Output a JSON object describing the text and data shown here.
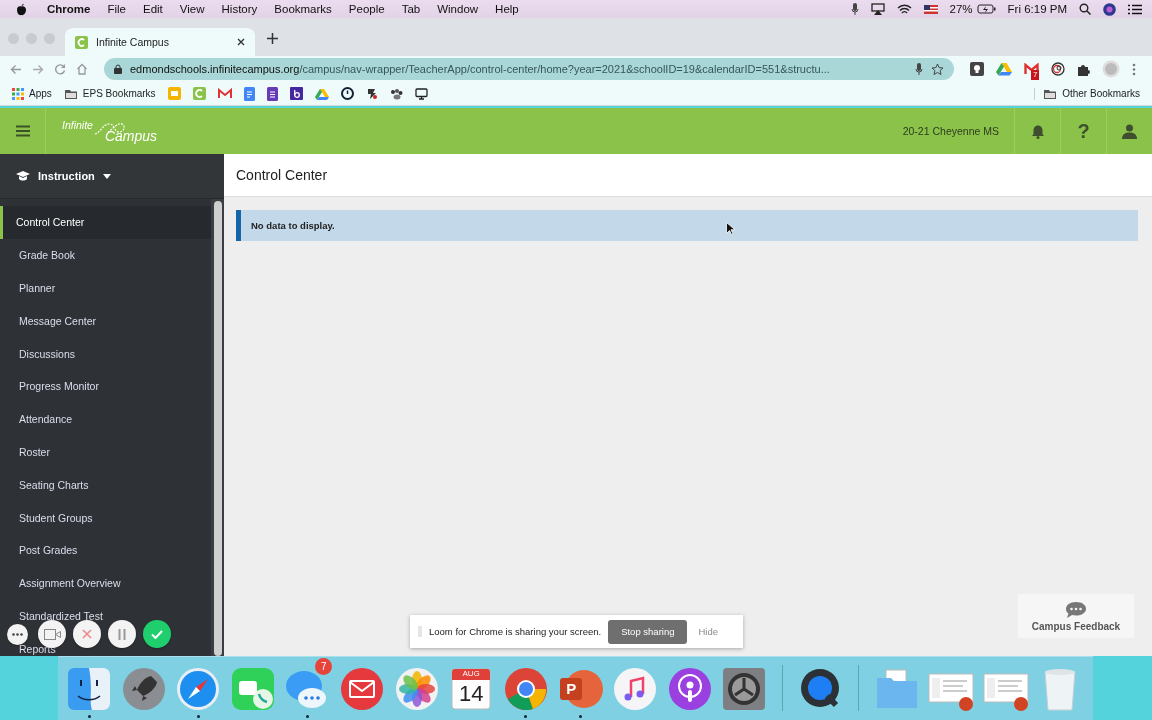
{
  "menubar": {
    "app": "Chrome",
    "menus": [
      "File",
      "Edit",
      "View",
      "History",
      "Bookmarks",
      "People",
      "Tab",
      "Window",
      "Help"
    ],
    "battery": "27%",
    "clock": "Fri 6:19 PM"
  },
  "browser": {
    "tabs": [
      {
        "title": "Infinite Campus",
        "selected": true
      }
    ],
    "url": {
      "host": "edmondschools.infinitecampus.org",
      "path": "/campus/nav-wrapper/TeacherApp/control-center/home?year=2021&schoolID=19&calendarID=551&structu..."
    },
    "extensions": [
      {
        "kind": "keep"
      },
      {
        "kind": "drive"
      },
      {
        "kind": "gmail",
        "badge": "7"
      },
      {
        "kind": "spiral"
      },
      {
        "kind": "puzzle"
      },
      {
        "kind": "avatar"
      }
    ],
    "bookmarks": [
      {
        "kind": "apps",
        "label": "Apps"
      },
      {
        "kind": "folder",
        "label": "EPS Bookmarks"
      },
      {
        "kind": "slides"
      },
      {
        "kind": "classroom"
      },
      {
        "kind": "gmail"
      },
      {
        "kind": "docs"
      },
      {
        "kind": "forms"
      },
      {
        "kind": "bold"
      },
      {
        "kind": "drive"
      },
      {
        "kind": "clock"
      },
      {
        "kind": "tools"
      },
      {
        "kind": "paw"
      },
      {
        "kind": "monitor"
      }
    ],
    "other_bookmarks": "Other Bookmarks"
  },
  "app": {
    "brand": [
      "Infinite",
      "Campus"
    ],
    "school": "20-21 Cheyenne MS",
    "help": "?",
    "module": "Instruction",
    "nav": [
      {
        "label": "Control Center",
        "selected": true
      },
      {
        "label": "Grade Book",
        "selected": false
      },
      {
        "label": "Planner",
        "selected": false
      },
      {
        "label": "Message Center",
        "selected": false
      },
      {
        "label": "Discussions",
        "selected": false
      },
      {
        "label": "Progress Monitor",
        "selected": false
      },
      {
        "label": "Attendance",
        "selected": false
      },
      {
        "label": "Roster",
        "selected": false
      },
      {
        "label": "Seating Charts",
        "selected": false
      },
      {
        "label": "Student Groups",
        "selected": false
      },
      {
        "label": "Post Grades",
        "selected": false
      },
      {
        "label": "Assignment Overview",
        "selected": false
      },
      {
        "label": "Standardized Test",
        "selected": false
      },
      {
        "label": "Reports",
        "selected": false
      }
    ],
    "page_title": "Control Center",
    "alert": "No data to display.",
    "feedback": "Campus Feedback"
  },
  "loom": {
    "message": "Loom for Chrome is sharing your screen.",
    "stop": "Stop sharing",
    "hide": "Hide"
  },
  "dock": [
    {
      "kind": "finder",
      "running": true
    },
    {
      "kind": "launchpad",
      "running": false
    },
    {
      "kind": "safari",
      "running": true
    },
    {
      "kind": "facetime",
      "running": false
    },
    {
      "kind": "messages",
      "running": true,
      "badge": "7"
    },
    {
      "kind": "mail",
      "running": false
    },
    {
      "kind": "photos",
      "running": false
    },
    {
      "kind": "calendar",
      "running": false,
      "month": "AUG",
      "day": "14"
    },
    {
      "kind": "chrome",
      "running": true
    },
    {
      "kind": "powerpoint",
      "running": true,
      "letter": "P"
    },
    {
      "kind": "music",
      "running": false
    },
    {
      "kind": "podcasts",
      "running": false
    },
    {
      "kind": "settings",
      "running": false
    },
    {
      "kind": "separator"
    },
    {
      "kind": "quicktime",
      "running": false
    },
    {
      "kind": "separator"
    },
    {
      "kind": "folder",
      "running": false
    },
    {
      "kind": "document",
      "running": false
    },
    {
      "kind": "document",
      "running": false
    },
    {
      "kind": "trash",
      "running": false
    }
  ]
}
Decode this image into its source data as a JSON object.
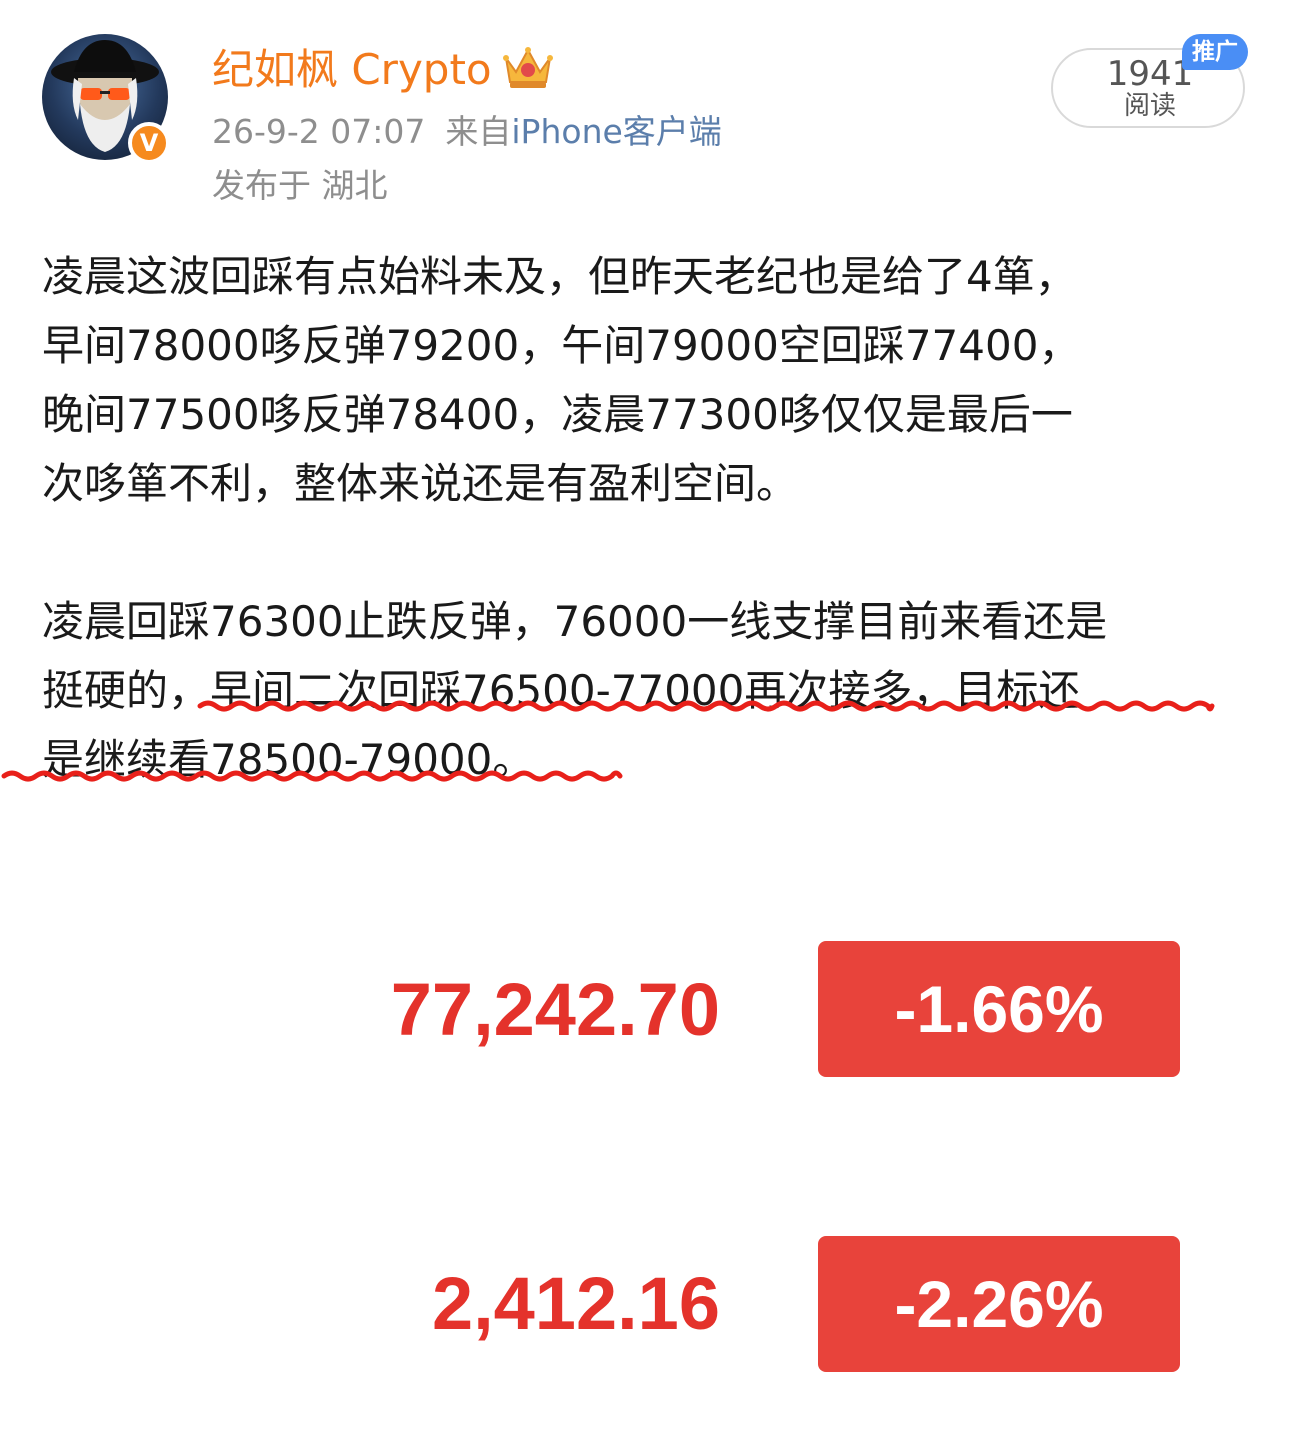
{
  "post": {
    "author": {
      "name": "纪如枫 Crypto",
      "avatar": "avatar",
      "verified_icon": "verified-v-icon",
      "verified_mark": "V",
      "member_icon": "crown-icon"
    },
    "timestamp": "26-9-2 07:07",
    "source_prefix": "来自",
    "source": "iPhone客户端",
    "location": "发布于 湖北",
    "read_count": "1941",
    "read_label": "阅读",
    "promo_tag": "推广",
    "paragraphs": [
      [
        "凌晨这波回踩有点始料未及，但昨天老纪也是给了4箪，",
        "早间78000哆反弹79200，午间79000空回踩77400，",
        "晚间77500哆反弹78400，凌晨77300哆仅仅是最后一",
        "次哆箪不利，整体来说还是有盈利空间。"
      ],
      [
        "凌晨回踩76300止跌反弹，76000一线支撑目前来看还是",
        "挺硬的，早间二次回踩76500-77000再次接多，目标还",
        "是继续看78500-79000。"
      ]
    ],
    "annotation": {
      "type": "red-wavy-underline",
      "color": "#e8201a"
    }
  },
  "prices": [
    {
      "value": "77,242.70",
      "change": "-1.66%"
    },
    {
      "value": "2,412.16",
      "change": "-2.26%"
    }
  ],
  "colors": {
    "username": "#f27a1c",
    "meta": "#8e8e8e",
    "source_link": "#5b7eab",
    "price_red": "#e4322b",
    "badge_red": "#e8433b",
    "promo_blue": "#4a8ef5",
    "verified_orange": "#f68a1e"
  }
}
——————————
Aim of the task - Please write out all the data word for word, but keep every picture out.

Task result -
Output a JSON object describing the text and data shown here.
{
  "menubar": {
    "app": "Chrome",
    "menus": [
      "File",
      "Edit",
      "View",
      "History",
      "Bookmarks",
      "People",
      "Tab",
      "Window",
      "Help"
    ],
    "battery": "27%",
    "clock": "Fri 6:19 PM"
  },
  "browser": {
    "tabs": [
      {
        "title": "Infinite Campus",
        "selected": true
      }
    ],
    "url": {
      "host": "edmondschools.infinitecampus.org",
      "path": "/campus/nav-wrapper/TeacherApp/control-center/home?year=2021&schoolID=19&calendarID=551&structu..."
    },
    "extensions": [
      {
        "kind": "keep"
      },
      {
        "kind": "drive"
      },
      {
        "kind": "gmail",
        "badge": "7"
      },
      {
        "kind": "spiral"
      },
      {
        "kind": "puzzle"
      },
      {
        "kind": "avatar"
      }
    ],
    "bookmarks": [
      {
        "kind": "apps",
        "label": "Apps"
      },
      {
        "kind": "folder",
        "label": "EPS Bookmarks"
      },
      {
        "kind": "slides"
      },
      {
        "kind": "classroom"
      },
      {
        "kind": "gmail"
      },
      {
        "kind": "docs"
      },
      {
        "kind": "forms"
      },
      {
        "kind": "bold"
      },
      {
        "kind": "drive"
      },
      {
        "kind": "clock"
      },
      {
        "kind": "tools"
      },
      {
        "kind": "paw"
      },
      {
        "kind": "monitor"
      }
    ],
    "other_bookmarks": "Other Bookmarks"
  },
  "app": {
    "brand": [
      "Infinite",
      "Campus"
    ],
    "school": "20-21 Cheyenne MS",
    "help": "?",
    "module": "Instruction",
    "nav": [
      {
        "label": "Control Center",
        "selected": true
      },
      {
        "label": "Grade Book",
        "selected": false
      },
      {
        "label": "Planner",
        "selected": false
      },
      {
        "label": "Message Center",
        "selected": false
      },
      {
        "label": "Discussions",
        "selected": false
      },
      {
        "label": "Progress Monitor",
        "selected": false
      },
      {
        "label": "Attendance",
        "selected": false
      },
      {
        "label": "Roster",
        "selected": false
      },
      {
        "label": "Seating Charts",
        "selected": false
      },
      {
        "label": "Student Groups",
        "selected": false
      },
      {
        "label": "Post Grades",
        "selected": false
      },
      {
        "label": "Assignment Overview",
        "selected": false
      },
      {
        "label": "Standardized Test",
        "selected": false
      },
      {
        "label": "Reports",
        "selected": false
      }
    ],
    "page_title": "Control Center",
    "alert": "No data to display.",
    "feedback": "Campus Feedback"
  },
  "loom": {
    "message": "Loom for Chrome is sharing your screen.",
    "stop": "Stop sharing",
    "hide": "Hide"
  },
  "dock": [
    {
      "kind": "finder",
      "running": true
    },
    {
      "kind": "launchpad",
      "running": false
    },
    {
      "kind": "safari",
      "running": true
    },
    {
      "kind": "facetime",
      "running": false
    },
    {
      "kind": "messages",
      "running": true,
      "badge": "7"
    },
    {
      "kind": "mail",
      "running": false
    },
    {
      "kind": "photos",
      "running": false
    },
    {
      "kind": "calendar",
      "running": false,
      "month": "AUG",
      "day": "14"
    },
    {
      "kind": "chrome",
      "running": true
    },
    {
      "kind": "powerpoint",
      "running": true,
      "letter": "P"
    },
    {
      "kind": "music",
      "running": false
    },
    {
      "kind": "podcasts",
      "running": false
    },
    {
      "kind": "settings",
      "running": false
    },
    {
      "kind": "separator"
    },
    {
      "kind": "quicktime",
      "running": false
    },
    {
      "kind": "separator"
    },
    {
      "kind": "folder",
      "running": false
    },
    {
      "kind": "document",
      "running": false
    },
    {
      "kind": "document",
      "running": false
    },
    {
      "kind": "trash",
      "running": false
    }
  ]
}
Decode this image into its source data as a JSON object.
{
  "post": {
    "author": {
      "name": "纪如枫 Crypto",
      "avatar": "avatar",
      "verified_icon": "verified-v-icon",
      "verified_mark": "V",
      "member_icon": "crown-icon"
    },
    "timestamp": "26-9-2 07:07",
    "source_prefix": "来自",
    "source": "iPhone客户端",
    "location": "发布于 湖北",
    "read_count": "1941",
    "read_label": "阅读",
    "promo_tag": "推广",
    "paragraphs": [
      [
        "凌晨这波回踩有点始料未及，但昨天老纪也是给了4箪，",
        "早间78000哆反弹79200，午间79000空回踩77400，",
        "晚间77500哆反弹78400，凌晨77300哆仅仅是最后一",
        "次哆箪不利，整体来说还是有盈利空间。"
      ],
      [
        "凌晨回踩76300止跌反弹，76000一线支撑目前来看还是",
        "挺硬的，早间二次回踩76500-77000再次接多，目标还",
        "是继续看78500-79000。"
      ]
    ],
    "annotation": {
      "type": "red-wavy-underline",
      "color": "#e8201a"
    }
  },
  "prices": [
    {
      "value": "77,242.70",
      "change": "-1.66%"
    },
    {
      "value": "2,412.16",
      "change": "-2.26%"
    }
  ],
  "colors": {
    "username": "#f27a1c",
    "meta": "#8e8e8e",
    "source_link": "#5b7eab",
    "price_red": "#e4322b",
    "badge_red": "#e8433b",
    "promo_blue": "#4a8ef5",
    "verified_orange": "#f68a1e"
  }
}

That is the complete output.